If Elvis isn’t your favorite musician, maybe a banjo-playing frog is more your speed. If so, take a trip to Leland, Jim Henson’s hometown. There you will find a museum dedicated to Jim and Kermit. The museum is small, located inside the two-room Chamber of Commerce. But it’s stuffed with Muppets and memorabilia. It was in this town that Jim Henson met his friend, and Kermit’s namesake, Kermit Scott. The original Kermit Muppet was given to the museum by Jim Henson’s wife, Jane. The museum is free for visitors. There is a play area for kids and a giant Kermit for photo ops. Learn more about the small museum here.

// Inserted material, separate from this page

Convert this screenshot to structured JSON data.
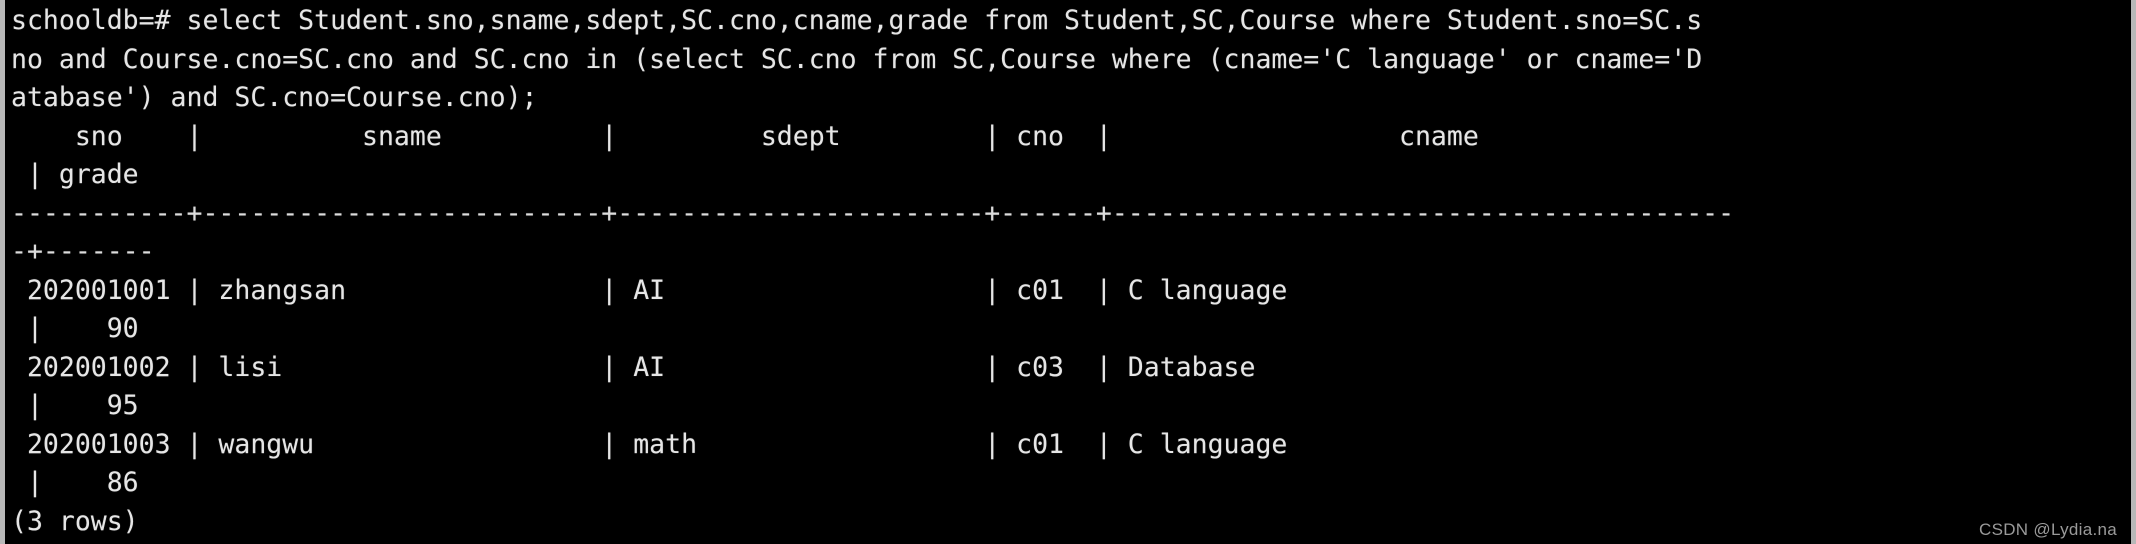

This untamed estate is where William Faulkner wrote many of his Southern Gothic masterpieces. The grounds have not fallen into their current overgrown state. In fact, they’re more tamed now than they were then. In his life, he kept them wild. His wife wanted to have the land manicured, but he said, “Only new money would ruin a garden like that.” Instead, he referred to it as his, “postage stamp of native soil… [where] the past is never dead. It isn’t even the past.” The house now belongs to the Univ. of Mississippi. Visitors can tour the home and see the outline for A Fable, written on the wall of his office. The house is furnished with time appropriate furniture and some of the family’s personal possessions. The tour is self-guided, and the house is open dawn ’til dusk, which seems very appropriate. After all, a sunny day might break the spell of seeing it how Faulkner saw it. Though the tour is self-guided, people are on hand to answer your questions. And, being self-guided, you can take it at your own pace to experience the place a soak it all in!
Those are our out of the way picks for a trip to Mississippi, where will you be heading?